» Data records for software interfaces
===============
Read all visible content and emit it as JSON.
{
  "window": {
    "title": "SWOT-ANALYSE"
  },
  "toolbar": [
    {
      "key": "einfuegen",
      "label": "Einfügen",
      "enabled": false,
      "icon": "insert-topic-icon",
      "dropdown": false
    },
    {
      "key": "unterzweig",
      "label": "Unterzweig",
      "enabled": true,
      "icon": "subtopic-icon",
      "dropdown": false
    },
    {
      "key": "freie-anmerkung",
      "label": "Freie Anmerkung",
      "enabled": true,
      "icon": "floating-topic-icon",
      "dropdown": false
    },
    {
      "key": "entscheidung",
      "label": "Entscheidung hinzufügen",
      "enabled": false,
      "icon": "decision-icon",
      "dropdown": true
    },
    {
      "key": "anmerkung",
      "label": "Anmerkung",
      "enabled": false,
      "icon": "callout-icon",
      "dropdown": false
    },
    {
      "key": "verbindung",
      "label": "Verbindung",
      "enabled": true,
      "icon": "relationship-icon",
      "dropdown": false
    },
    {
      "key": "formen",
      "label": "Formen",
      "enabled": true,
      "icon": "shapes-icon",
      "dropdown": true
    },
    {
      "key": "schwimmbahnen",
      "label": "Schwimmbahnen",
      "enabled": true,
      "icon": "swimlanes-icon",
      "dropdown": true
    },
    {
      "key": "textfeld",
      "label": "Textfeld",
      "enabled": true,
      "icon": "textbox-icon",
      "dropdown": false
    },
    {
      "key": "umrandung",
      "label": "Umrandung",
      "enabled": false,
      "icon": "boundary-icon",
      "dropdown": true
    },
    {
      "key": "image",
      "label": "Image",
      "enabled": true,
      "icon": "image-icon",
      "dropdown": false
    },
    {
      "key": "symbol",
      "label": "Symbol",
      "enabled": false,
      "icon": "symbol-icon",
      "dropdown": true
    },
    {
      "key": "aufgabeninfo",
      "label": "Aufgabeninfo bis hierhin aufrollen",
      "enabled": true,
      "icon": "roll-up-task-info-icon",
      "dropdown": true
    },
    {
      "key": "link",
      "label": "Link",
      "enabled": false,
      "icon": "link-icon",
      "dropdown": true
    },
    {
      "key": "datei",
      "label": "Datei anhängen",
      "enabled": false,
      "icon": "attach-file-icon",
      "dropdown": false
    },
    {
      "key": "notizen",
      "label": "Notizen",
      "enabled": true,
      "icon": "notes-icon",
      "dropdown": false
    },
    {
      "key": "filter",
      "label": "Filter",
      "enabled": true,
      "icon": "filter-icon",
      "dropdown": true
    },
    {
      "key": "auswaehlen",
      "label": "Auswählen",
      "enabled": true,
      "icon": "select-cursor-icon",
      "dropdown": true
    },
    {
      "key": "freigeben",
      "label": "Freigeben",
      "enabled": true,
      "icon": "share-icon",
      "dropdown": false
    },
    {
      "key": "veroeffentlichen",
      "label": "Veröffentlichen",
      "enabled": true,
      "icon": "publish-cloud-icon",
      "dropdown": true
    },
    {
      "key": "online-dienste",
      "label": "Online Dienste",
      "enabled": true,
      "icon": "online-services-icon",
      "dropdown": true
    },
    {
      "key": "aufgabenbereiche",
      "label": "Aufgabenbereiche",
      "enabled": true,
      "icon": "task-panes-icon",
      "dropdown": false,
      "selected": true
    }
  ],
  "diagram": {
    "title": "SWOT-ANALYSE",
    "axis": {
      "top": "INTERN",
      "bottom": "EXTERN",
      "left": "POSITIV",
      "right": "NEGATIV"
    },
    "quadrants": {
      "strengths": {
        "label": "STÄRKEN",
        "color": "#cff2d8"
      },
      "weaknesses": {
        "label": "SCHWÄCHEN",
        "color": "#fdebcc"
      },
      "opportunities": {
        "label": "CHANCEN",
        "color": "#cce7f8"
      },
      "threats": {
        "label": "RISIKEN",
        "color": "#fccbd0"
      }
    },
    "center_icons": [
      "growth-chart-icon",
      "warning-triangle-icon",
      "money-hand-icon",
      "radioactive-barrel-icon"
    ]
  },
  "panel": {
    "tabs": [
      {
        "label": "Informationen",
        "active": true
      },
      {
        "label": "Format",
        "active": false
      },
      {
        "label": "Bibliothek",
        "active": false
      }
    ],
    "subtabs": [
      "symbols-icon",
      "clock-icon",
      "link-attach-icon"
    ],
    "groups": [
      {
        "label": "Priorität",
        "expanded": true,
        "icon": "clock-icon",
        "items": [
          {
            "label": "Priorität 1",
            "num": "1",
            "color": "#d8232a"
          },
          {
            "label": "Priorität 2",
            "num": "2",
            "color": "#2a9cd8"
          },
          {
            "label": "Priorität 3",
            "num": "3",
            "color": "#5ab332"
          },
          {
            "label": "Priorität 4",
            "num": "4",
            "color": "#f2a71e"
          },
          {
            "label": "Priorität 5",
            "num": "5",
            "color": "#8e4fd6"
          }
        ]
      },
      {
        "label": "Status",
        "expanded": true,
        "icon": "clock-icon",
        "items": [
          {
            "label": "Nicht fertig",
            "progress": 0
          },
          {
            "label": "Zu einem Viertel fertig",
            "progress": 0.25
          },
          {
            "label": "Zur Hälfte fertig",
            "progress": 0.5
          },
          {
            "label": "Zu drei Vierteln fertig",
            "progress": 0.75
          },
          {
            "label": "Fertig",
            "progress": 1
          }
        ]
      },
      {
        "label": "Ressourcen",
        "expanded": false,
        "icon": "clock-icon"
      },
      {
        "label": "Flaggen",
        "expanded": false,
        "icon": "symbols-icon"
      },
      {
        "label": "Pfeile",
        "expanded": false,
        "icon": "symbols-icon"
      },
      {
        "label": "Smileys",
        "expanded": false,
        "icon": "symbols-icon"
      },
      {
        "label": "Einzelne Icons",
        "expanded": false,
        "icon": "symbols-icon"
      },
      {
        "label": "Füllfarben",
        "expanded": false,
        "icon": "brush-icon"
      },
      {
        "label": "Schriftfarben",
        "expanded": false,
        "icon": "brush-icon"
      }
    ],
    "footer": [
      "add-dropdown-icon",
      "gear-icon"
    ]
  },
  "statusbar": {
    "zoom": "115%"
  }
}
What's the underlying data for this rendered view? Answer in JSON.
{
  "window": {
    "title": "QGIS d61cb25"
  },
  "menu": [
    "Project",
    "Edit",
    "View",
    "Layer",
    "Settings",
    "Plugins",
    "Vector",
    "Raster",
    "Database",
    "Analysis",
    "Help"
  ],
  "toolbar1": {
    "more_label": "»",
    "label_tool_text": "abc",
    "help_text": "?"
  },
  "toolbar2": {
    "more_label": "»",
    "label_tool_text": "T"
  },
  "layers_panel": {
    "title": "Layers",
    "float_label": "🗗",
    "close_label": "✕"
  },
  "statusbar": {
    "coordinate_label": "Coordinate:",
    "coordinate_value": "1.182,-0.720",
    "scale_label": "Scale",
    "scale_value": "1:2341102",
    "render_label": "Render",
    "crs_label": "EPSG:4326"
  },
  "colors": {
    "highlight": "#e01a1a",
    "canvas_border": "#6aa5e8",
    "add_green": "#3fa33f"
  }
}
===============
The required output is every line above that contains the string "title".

» Written response
    "title": "SWOT-ANALYSE"
    "title": "SWOT-ANALYSE",
    "title": "QGIS d61cb25"
    "title": "Layers",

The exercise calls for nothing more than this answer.